Work instructions
Each line below either holds the string "Database" or doesn't. Count those that do and give only the number.

Record set
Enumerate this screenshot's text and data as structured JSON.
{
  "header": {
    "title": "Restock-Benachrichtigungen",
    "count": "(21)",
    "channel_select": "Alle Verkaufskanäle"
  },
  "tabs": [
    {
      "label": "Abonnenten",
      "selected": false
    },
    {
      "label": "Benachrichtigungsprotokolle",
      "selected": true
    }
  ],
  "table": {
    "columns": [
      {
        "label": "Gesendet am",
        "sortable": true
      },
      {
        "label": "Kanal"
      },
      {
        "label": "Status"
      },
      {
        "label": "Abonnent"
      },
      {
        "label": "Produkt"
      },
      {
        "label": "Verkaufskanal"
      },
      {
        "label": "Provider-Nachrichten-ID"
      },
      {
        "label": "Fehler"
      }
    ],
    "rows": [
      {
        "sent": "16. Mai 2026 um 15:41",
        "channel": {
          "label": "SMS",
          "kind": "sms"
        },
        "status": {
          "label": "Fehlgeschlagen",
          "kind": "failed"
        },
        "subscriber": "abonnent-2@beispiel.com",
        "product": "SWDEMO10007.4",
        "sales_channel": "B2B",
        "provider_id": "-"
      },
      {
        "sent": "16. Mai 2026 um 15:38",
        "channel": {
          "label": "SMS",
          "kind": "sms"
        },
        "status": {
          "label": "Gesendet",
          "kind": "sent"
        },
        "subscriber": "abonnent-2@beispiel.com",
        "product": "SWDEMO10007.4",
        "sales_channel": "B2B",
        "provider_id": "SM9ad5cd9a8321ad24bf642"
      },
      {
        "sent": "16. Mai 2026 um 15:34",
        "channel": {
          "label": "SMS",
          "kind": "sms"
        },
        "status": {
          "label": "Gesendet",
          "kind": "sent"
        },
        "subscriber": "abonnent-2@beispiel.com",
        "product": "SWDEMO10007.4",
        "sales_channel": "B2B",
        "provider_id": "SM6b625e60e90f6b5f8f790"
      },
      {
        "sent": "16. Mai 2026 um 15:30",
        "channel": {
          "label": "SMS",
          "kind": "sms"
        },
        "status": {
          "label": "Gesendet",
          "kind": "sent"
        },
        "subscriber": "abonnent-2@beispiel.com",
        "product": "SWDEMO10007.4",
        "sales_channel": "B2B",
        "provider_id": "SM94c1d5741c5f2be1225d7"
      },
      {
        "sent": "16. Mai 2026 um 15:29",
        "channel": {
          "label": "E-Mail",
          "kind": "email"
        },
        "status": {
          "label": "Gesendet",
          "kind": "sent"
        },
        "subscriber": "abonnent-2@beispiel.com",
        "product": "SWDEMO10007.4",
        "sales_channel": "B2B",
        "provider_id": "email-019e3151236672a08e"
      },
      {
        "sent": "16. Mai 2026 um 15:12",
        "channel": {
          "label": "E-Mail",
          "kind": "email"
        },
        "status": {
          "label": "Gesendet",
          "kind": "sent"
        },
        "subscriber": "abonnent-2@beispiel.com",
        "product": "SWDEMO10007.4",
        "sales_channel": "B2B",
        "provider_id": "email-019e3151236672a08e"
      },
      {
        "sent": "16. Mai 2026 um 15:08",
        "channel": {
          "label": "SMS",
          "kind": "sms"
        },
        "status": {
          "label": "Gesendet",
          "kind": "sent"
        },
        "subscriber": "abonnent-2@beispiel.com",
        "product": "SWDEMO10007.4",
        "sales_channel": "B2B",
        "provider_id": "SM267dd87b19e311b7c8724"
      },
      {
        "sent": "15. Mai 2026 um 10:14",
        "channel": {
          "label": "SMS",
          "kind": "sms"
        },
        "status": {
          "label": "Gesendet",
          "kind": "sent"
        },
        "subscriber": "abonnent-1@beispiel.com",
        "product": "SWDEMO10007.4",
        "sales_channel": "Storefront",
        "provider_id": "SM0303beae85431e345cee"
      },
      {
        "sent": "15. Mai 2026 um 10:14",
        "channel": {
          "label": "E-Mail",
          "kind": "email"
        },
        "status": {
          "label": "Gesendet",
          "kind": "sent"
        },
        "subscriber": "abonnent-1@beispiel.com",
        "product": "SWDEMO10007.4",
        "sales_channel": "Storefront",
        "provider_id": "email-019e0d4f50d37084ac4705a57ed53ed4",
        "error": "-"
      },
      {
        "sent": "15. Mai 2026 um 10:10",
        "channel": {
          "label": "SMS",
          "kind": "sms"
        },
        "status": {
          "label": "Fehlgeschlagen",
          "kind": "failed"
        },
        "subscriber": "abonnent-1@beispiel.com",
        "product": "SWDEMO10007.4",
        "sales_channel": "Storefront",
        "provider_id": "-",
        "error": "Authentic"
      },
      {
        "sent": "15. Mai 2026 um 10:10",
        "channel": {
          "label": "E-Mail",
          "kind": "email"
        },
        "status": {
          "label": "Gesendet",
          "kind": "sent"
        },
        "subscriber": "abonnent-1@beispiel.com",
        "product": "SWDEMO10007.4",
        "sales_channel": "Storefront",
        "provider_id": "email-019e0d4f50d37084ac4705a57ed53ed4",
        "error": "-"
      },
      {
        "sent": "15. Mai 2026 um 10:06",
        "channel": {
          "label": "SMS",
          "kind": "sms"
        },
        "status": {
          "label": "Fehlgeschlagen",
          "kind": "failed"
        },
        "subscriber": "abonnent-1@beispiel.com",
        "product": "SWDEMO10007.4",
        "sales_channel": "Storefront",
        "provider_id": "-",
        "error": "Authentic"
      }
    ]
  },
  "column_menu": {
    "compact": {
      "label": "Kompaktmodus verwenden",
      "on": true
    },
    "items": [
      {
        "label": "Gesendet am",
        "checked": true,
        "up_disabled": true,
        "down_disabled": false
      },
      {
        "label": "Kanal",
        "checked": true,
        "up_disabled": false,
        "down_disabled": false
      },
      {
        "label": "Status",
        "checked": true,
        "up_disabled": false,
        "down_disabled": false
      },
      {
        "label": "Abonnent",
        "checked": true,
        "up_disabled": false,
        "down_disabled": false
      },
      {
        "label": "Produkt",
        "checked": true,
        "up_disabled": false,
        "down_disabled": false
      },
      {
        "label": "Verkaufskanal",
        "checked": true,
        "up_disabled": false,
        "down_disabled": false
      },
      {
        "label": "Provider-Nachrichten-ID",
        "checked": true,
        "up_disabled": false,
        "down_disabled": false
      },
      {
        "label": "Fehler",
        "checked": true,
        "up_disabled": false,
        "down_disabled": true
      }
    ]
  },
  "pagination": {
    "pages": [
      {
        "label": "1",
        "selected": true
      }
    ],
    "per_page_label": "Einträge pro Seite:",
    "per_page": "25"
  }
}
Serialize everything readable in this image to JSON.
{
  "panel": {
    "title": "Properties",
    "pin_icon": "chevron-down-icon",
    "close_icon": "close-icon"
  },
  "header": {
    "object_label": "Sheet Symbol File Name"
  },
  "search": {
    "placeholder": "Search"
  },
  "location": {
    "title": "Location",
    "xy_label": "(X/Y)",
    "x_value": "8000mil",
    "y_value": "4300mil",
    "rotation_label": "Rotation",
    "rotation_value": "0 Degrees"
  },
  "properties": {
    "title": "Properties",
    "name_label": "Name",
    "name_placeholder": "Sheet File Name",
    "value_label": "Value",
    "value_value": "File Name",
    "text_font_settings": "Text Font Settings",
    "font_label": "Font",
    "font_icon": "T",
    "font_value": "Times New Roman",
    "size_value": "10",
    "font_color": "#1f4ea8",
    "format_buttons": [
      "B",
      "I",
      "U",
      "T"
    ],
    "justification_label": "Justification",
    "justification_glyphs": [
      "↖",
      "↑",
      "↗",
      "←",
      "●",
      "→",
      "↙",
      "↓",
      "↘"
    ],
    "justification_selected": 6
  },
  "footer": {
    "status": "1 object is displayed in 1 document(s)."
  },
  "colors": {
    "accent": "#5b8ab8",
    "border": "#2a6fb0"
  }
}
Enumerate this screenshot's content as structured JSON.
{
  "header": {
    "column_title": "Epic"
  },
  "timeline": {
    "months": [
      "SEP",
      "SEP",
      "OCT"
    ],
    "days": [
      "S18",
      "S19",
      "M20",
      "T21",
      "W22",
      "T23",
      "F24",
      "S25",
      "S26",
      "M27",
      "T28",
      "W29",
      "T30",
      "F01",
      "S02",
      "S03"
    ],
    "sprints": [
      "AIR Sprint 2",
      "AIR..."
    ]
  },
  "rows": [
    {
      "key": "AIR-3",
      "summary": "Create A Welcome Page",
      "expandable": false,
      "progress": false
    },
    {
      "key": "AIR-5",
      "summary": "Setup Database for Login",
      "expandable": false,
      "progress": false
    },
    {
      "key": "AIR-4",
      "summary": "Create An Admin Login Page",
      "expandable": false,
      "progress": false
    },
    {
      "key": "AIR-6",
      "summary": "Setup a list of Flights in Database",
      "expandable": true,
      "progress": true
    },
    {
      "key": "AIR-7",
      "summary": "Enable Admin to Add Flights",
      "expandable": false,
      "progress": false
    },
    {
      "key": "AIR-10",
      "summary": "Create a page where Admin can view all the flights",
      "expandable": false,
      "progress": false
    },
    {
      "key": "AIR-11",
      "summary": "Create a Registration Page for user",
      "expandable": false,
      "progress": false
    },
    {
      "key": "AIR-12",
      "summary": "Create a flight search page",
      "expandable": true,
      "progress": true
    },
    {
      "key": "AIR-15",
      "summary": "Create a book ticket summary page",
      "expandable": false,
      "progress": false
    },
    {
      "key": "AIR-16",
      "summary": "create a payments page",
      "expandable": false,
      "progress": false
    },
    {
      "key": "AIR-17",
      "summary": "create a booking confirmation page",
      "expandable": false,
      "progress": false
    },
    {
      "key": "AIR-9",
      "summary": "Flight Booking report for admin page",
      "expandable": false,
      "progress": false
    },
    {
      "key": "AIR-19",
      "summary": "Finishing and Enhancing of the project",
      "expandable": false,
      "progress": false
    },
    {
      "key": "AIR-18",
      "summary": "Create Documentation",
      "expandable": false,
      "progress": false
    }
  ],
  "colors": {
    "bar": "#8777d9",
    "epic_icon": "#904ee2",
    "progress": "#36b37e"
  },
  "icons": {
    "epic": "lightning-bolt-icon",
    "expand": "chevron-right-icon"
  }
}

Answer to this problem
2